10 Things I’ve learned in Thailand (so far…)

  1. Wearing make-up is a waste of time. It will sweat off the moment you step outside. I have a tinted moisturizer and have only been using it for its SPF30 properties. Beyond that, waterproof mascara is the only thing that will stay on your face. Basically, forget trying to look presentable – it’s not going to happen.
  2. My hair hates Thailand and Thailand hates my hair. “You have amazing hair” – a compliment that has never been bestowed upon me. There are girls that can let their hair air dry in humidity and still look like they just stepped out of a salon. I am not one of those girls. Without a hair dryer, flat iron, and cool, dry weather, I am the Lion King reincarnate. Thank God for hair clips, hats, and bandanas!!!crazy-hair
  3. Just because it looks delicious, doesn’t mean it taste delicious (see our satay eating experience in my Chinatown Letdown post).shit-on-a-stick
  4. Adversely, food that looks disgusting can be some of the more delicious fare. Sausages fall far down on my list of favorite foods but there is something about the spices and herbs in the wursts here that give me nightly cravings. They may look green and brown with black spots but damn, they taste divine.p1030138
  5. The best meals are served from a cart. Not only are they fractions of the price but they have been the tastiest meals I have had. The pad thai dishes ordered on the street have surpassed the same dish eaten from a restaurant, cafe, or bar.img_0208
  6. It doesn’t have to be cold outside to enjoy a hot bowl of soup — but it does help to have a fan pointed in your direction. If there is one thing I have fallen hard for in Chiang Mai, it is a hot bowl of khao soi (My new love). I could eat it all day every day for the rest of my life – no joke.img_2690
  7. Beer is best served over ice. Unless you like warm beer…
  8. Thai people don’t sweat. I’m over here in a tank top sweating bullets while bro is bundled up in a jacket, eating a hot bowl of soup, dry as a bone. WTF?!
  9. Thailand is cover crazy. The coffee shops and bars play a lot of popular music but they are all cover songs – many times with a slower, jazzy vibe. One bar/coffee spot in Nimmanhaemin area of Chiang Mai, Dude, Coffee!, had an entire Maroon 5 mix playing. Sean surprisingly tolerated the tunes because Adam Levine wasn’t the one singing.
  10. Keep Wet Ones/toilet paper on you at ALL times. I already knew this, but I continue to remind myself because it is the most important lesson of all. You never know when the bubble guts will strike – and the last place you want to be is standing over a squat toilet without  wipes.
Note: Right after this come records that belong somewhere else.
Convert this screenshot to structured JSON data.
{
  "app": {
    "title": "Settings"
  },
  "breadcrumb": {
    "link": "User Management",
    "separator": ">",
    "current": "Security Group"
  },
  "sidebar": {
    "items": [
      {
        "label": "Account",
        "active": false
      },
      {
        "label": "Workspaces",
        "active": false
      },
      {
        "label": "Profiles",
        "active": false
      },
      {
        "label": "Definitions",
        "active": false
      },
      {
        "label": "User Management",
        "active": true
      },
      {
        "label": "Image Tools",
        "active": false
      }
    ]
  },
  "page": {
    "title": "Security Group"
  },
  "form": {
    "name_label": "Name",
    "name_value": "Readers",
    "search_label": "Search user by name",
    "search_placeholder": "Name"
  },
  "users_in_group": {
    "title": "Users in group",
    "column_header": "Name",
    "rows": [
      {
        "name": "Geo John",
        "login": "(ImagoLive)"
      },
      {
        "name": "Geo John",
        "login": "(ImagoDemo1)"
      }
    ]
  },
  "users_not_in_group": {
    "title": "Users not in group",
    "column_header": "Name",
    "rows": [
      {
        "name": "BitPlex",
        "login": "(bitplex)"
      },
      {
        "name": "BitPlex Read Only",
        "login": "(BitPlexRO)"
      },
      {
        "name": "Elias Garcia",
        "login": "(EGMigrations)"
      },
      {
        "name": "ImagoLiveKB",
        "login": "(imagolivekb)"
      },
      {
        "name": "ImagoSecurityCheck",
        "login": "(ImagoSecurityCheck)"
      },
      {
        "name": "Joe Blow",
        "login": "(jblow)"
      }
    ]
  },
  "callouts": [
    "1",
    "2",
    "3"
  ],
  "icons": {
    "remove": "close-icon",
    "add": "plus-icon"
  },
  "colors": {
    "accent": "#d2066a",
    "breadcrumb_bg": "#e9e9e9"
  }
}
Soi Cowboy

Soi Cowboy is a red light district in Bangkok where the pervy dreams of old white men come true.

Sean and I found the an open, “safe looking” bar with outdoor seating so we could have a few drinks and watch as men wandered down the alley, being summoned by groups of younger women (or men, I can’t tell) wearing tight dresses and sometimes only a long collared shirt.

We were curious about what waited beyond the closed doors of the sketchy clubs but not brave enough to find out. Watching the happy old men receive back massages at the outdoor tables was enough entertainment for us.

Halfway into our second beer it began to pour. The random thunderstorms in Thailand are magnificent, invigorating, and unlike any weather spectacle I’ve seen in California. Within minutes the streets were cleared of all food carts and the tourists strolling the streets were ducked under the closest awnings. We sat under the covered deck in awe of the lightning, thunder, and heavy downpour. By the time the storm ended (about 45 minutes later), we had a good buzz going and were ready to head home for the night.